JUMP TO LOT
25

PROPERTY FROM A DISTINGUISHED PRIVATE COLLECTION, NEW YORK

Marsden Hartley
1877 - 1943
NEW MEXICO
Estimate
500,000700,000
LOT SOLD. 581,000 USD
JUMP TO LOT

Details & Cataloguing

American Art

|
New York

Marsden Hartley
1877 - 1943
NEW MEXICO
signed Marsden Hartley on the reverse
oil on canvas
16 by 24 inches
(40.6 by 61 cm)
Painted in 1919.
Read Condition Report Read Condition Report

Provenance

The artist (sold: Anderson Galleries, New York, May 17, 1921)
James N. Rosenberg, New York (acquired at the above sale)
By descent (sold: Christie's, New York, May 20, 2009, lot 11, illustrated)
Acquired by the present owner at the above sale

Exhibited

New York, Anderson Galleries, Seventy-five Pictures by James N. Rosenberg and 117 Pictures by Marsden Hartley, May 1921, possibly no. 103

Catalogue Note

The present work illustrates the Marsden Hartley's enchantment with the alluring setting of New Mexico, about which he commented, “any one of these beautiful arroyos and canyons is a living example of the splendor of the ages…and I am bewitched with their magnificence and their austerity” (Barbara Haskell, Marsden Hartley, New York, 1980, p. 58). In New Mexico, Hartley’s thick and expressive brushstrokes create an undulating landscape. Saturated shades of red, yellow, orange, green, black and traces of midnight blue accentuate the land’s vivid radiance, evoking what Hartley believed to be its rhythmical and almost mystical spirit—one that would continue to intrigue him for years after leaving the American Southwest.

Several factors initially enticed Hartley to New Mexico. Mabel Dodge Luhan, a wealthy patroness and socialite whom Hartley had known in Paris and later in New York, encouraged the artist to visit her in Taos. Because of his perpetual financial troubles, he was attracted the possibility of inexpensive living accommodations in the region. Furthermore, Hartley returned to New York from World War I in 1915 in search of a new direction and conviction in his art. He traveled around New England but found himself uninspired by the landscape. “[I am] sitting on a hill of dullness,” Hartley lamented to Alfred Stieglitz in May 1918, continuing “[I need] an open space for my eyes to regain their vision and my mind to feel itself free again” (Jeanne Hokin, Pinnacles & Pyramids, Albuquerque, New Mexico, 1993, p. 38). New Mexico offered the promise of rekindling his creative spirit.
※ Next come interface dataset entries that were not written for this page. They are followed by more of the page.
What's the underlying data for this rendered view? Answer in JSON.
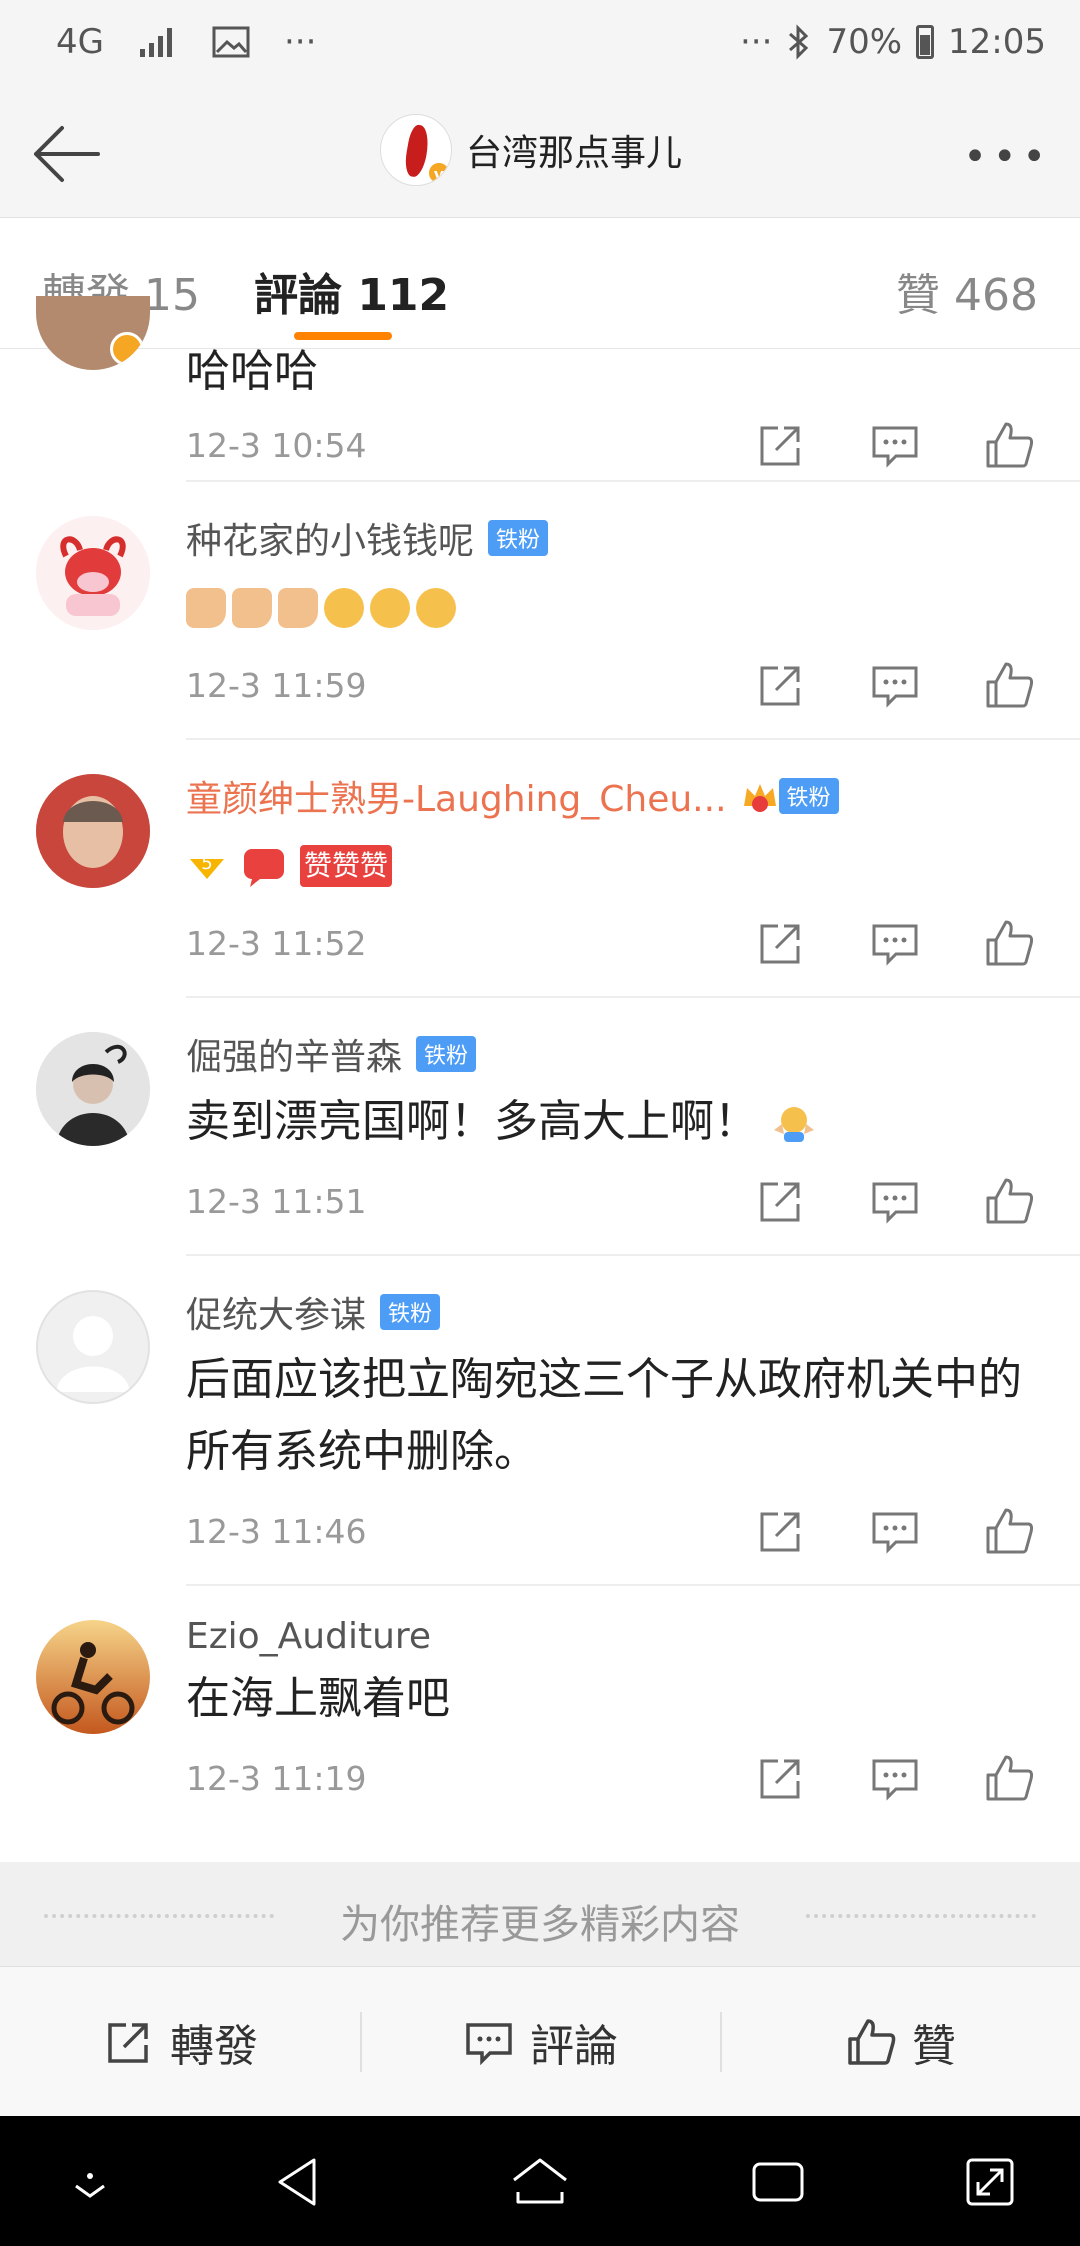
{
  "status_bar": {
    "network": "4G",
    "dots_left": "···",
    "dots_right": "···",
    "battery": "70%",
    "time": "12:05"
  },
  "header": {
    "account_name": "台湾那点事儿",
    "verified_mark": "v",
    "more": "•••"
  },
  "tabs": {
    "repost": "轉發 15",
    "comments": "評論 112",
    "likes": "贊 468"
  },
  "comments": [
    {
      "content": "哈哈哈",
      "time": "12-3 10:54"
    },
    {
      "username": "种花家的小钱钱呢",
      "badge": "铁粉",
      "time": "12-3 11:59"
    },
    {
      "username": "童颜绅士熟男-Laughing_Cheu...",
      "badge": "铁粉",
      "sticker_text": "赞赞赞",
      "time": "12-3 11:52"
    },
    {
      "username": "倔强的辛普森",
      "badge": "铁粉",
      "content": "卖到漂亮国啊！多高大上啊！",
      "time": "12-3 11:51"
    },
    {
      "username": "促统大参谋",
      "badge": "铁粉",
      "content": "后面应该把立陶宛这三个子从政府机关中的所有系统中删除。",
      "time": "12-3 11:46"
    },
    {
      "username": "Ezio_Auditure",
      "content": "在海上飘着吧",
      "time": "12-3 11:19"
    }
  ],
  "recommend": "为你推荐更多精彩内容",
  "bottom_bar": {
    "repost": "轉發",
    "comment": "評論",
    "like": "贊"
  },
  "colors": {
    "accent": "#ff8200",
    "badge": "#4d9df6",
    "vip_name": "#eb7350"
  }
}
Accepting Dodge's invitation, Hartley arrived in Taos in June 1918 and began to set out on foot nearly every day to experience firsthand the spare but vibrant landscape.
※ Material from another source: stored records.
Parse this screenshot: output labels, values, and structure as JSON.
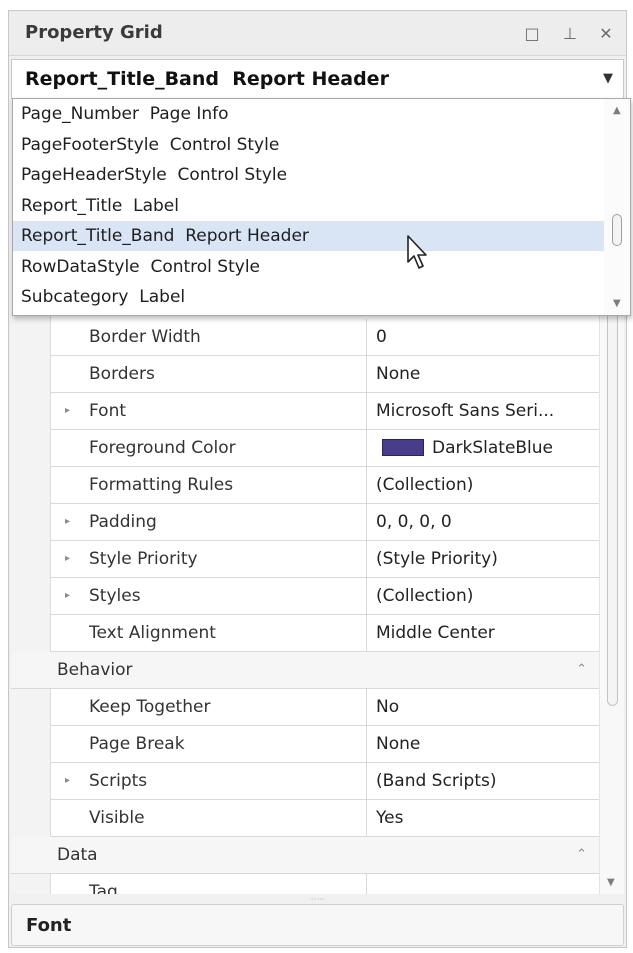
{
  "window": {
    "title": "Property Grid",
    "buttons": {
      "float_icon": "restore-icon",
      "pin_icon": "pin-icon",
      "close_icon": "close-icon"
    }
  },
  "selector": {
    "value": "Report_Title_Band  Report Header"
  },
  "dropdown": {
    "items": [
      {
        "label": "Page_Number  Page Info"
      },
      {
        "label": "PageFooterStyle  Control Style"
      },
      {
        "label": "PageHeaderStyle  Control Style"
      },
      {
        "label": "Report_Title  Label"
      },
      {
        "label": "Report_Title_Band  Report Header",
        "selected": true
      },
      {
        "label": "RowDataStyle  Control Style"
      },
      {
        "label": "Subcategory  Label"
      }
    ]
  },
  "grid": {
    "rows": [
      {
        "kind": "prop",
        "name": "Border Width",
        "value": "0"
      },
      {
        "kind": "prop",
        "name": "Borders",
        "value": "None"
      },
      {
        "kind": "prop",
        "name": "Font",
        "value": "Microsoft Sans Seri...",
        "expandable": true
      },
      {
        "kind": "prop",
        "name": "Foreground Color",
        "value": "DarkSlateBlue",
        "color": "#483D8B"
      },
      {
        "kind": "prop",
        "name": "Formatting Rules",
        "value": "(Collection)"
      },
      {
        "kind": "prop",
        "name": "Padding",
        "value": "0, 0, 0, 0",
        "expandable": true
      },
      {
        "kind": "prop",
        "name": "Style Priority",
        "value": "(Style Priority)",
        "expandable": true
      },
      {
        "kind": "prop",
        "name": "Styles",
        "value": "(Collection)",
        "expandable": true
      },
      {
        "kind": "prop",
        "name": "Text Alignment",
        "value": "Middle Center"
      },
      {
        "kind": "category",
        "name": "Behavior"
      },
      {
        "kind": "prop",
        "name": "Keep Together",
        "value": "No"
      },
      {
        "kind": "prop",
        "name": "Page Break",
        "value": "None"
      },
      {
        "kind": "prop",
        "name": "Scripts",
        "value": "(Band Scripts)",
        "expandable": true
      },
      {
        "kind": "prop",
        "name": "Visible",
        "value": "Yes"
      },
      {
        "kind": "category",
        "name": "Data"
      },
      {
        "kind": "prop",
        "name": "Tag",
        "value": ""
      }
    ]
  },
  "description": {
    "title": "Font"
  }
}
In New Mexico, Hartley records the dramatic landscape in a bold palette of vibrant colors that are energetically applied to the canvas. The work embodies Hartley’s initial impressions of the Southwest: “great isolated altar like forms…stand alone on a great mesa with immensities of blue around them and that strange Indian red earth making almost unearthly foregrounds” (Gail Scott, Marsden Hartley, New York, 1988, p. 69).

New Mexico is one of eleven oil paintings of the Southwest that Hartley consigned for sale at the Anderson Galleries in 1921. The auction featured 117 works by Hartley and 75 by James N. Rosenberg, the founder of the New Gallery in New York City. Hartley contributed works to the sale in order to finance a trip back to Europe, as he had been forced to leave prematurely six years before due to the impending outbreak of the First World War. The auction ultimately generated $4,000, enough to fund his ticket, and Hartley was able to return to Berlin shortly after.

American Art

|
New York